I’ve explained all this to the DAN! Doctors and they say “Yes, I know it’s hard.”  You can imagine how helpful I find that.
The last doctor I saw gave me a prescription for P5P transdermal cream, the biologically active form of B6, and it made her go completely nuts.  All of the negative characteristics associated with Pyroles went full force when I gave Naomi P5P.  I know that things may get worse before they get better, but this was out of control.  We couldn’t live this way. “Give her as much as you can,” the doctor would say.  No amount was small enough.
So, since the standard testing indicates that everything is more or less within the limits of normal, I just want to get past the pyroles and move on to something that kind of stands out.  I’m wondering if we can test for parasites, lyme disease, neurotransmitters, hormones, west Nile virus, anti-brain antibodies or mitochondrial dysfunction.  It’s really hard for me to put the time, money and energy behind this when there’s really no objective testing that says BINGO!  Yes, I realize that there is almost never a single thing that answers all the autism questions.  I know that.  I’m just looking for something particularly significant.  Nothing so far has indicated particular significance; all the efforts we have made haven’t really shown us results.
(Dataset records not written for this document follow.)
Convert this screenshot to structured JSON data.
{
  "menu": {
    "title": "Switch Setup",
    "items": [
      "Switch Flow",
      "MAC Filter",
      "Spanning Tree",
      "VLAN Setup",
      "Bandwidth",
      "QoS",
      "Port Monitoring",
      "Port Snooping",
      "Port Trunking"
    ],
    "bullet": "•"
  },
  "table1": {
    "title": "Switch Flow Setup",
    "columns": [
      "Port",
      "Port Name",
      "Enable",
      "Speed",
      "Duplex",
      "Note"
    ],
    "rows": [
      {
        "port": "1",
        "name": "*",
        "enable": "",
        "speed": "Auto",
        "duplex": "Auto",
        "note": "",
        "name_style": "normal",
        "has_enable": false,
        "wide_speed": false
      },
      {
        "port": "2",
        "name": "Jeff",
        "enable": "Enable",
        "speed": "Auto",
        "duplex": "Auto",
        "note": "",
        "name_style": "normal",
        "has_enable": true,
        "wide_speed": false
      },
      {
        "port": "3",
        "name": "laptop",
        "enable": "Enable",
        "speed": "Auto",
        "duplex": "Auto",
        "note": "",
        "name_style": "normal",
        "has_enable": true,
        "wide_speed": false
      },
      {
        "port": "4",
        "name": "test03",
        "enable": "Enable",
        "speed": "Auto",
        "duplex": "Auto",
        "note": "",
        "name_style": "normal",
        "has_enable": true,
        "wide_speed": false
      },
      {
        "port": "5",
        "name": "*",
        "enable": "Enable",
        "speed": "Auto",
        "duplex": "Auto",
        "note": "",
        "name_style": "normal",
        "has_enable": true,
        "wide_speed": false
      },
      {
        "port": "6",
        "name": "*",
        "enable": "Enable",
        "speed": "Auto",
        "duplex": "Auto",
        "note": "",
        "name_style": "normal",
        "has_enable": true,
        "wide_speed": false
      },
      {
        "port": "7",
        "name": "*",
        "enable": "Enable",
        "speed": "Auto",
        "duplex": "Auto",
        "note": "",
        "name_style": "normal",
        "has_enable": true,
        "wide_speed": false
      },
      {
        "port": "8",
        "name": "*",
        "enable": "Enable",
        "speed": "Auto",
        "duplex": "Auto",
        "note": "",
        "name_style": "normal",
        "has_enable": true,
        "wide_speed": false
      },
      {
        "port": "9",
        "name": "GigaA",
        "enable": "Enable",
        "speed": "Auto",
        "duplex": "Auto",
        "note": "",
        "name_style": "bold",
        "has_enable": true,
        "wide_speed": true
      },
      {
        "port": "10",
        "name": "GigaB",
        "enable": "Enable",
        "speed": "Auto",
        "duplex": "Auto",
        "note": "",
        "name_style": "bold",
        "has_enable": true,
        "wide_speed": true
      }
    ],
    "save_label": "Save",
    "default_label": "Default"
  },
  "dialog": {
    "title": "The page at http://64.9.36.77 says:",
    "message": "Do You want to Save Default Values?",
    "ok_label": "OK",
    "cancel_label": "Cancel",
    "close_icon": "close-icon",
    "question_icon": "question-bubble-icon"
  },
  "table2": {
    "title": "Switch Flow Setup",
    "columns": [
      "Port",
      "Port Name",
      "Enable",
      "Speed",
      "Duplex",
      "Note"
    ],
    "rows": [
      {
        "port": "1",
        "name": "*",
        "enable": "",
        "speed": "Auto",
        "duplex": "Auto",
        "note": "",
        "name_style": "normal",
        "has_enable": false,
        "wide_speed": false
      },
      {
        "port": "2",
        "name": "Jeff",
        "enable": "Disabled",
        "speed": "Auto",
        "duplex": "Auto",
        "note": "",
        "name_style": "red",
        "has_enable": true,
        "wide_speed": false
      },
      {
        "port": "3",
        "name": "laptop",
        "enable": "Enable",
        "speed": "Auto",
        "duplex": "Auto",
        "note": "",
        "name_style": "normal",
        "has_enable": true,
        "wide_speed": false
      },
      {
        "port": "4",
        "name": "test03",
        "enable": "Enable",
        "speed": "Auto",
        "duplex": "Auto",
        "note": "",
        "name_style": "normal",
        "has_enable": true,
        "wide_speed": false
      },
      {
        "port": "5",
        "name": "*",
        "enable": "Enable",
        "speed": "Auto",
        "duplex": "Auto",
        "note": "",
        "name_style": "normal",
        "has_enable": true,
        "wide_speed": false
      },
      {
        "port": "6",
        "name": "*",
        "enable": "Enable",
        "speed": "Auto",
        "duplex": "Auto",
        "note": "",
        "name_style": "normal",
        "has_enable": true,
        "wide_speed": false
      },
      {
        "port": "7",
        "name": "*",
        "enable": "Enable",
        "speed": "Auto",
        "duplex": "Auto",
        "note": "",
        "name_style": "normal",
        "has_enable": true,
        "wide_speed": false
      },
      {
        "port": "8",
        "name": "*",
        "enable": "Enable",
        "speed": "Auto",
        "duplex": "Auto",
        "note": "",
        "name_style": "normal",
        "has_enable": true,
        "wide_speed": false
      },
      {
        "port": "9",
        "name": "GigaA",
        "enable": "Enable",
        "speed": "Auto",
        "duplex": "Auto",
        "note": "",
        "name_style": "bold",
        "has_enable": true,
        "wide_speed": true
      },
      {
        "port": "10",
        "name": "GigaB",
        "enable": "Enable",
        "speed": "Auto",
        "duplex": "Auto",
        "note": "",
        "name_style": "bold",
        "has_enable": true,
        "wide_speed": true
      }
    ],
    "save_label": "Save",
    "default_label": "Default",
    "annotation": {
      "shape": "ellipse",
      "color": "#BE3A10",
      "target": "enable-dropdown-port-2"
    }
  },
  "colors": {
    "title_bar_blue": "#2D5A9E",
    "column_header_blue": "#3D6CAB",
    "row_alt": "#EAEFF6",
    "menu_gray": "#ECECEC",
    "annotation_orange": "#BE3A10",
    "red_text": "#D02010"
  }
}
After our last appointment that resulted in a retesting of everything we’ve already done and another pronouncement of pyroles,  I decided to call the doctor’s office.  “I just spent almost $400, a lot of travel time and a very difficult day with my kid on an appointment where we didn’t find or test for anything new.  I really don’t want that to happen again.  When I come in next time can we at least do some new testing?”
“It depends on her progress.  We’ll take her height and weight and you can talk to the doctor.  At that time he’ll assess if new testing is necessary or some should be repeated.”
Naomi’s height and weight have never been a point of concern. “Talking to the doctor,” was what I had already done at the last appointment.  I get it.  Pay first.  Ask questions later.  It sounds like we won’t be getting past the pyroles any time soon!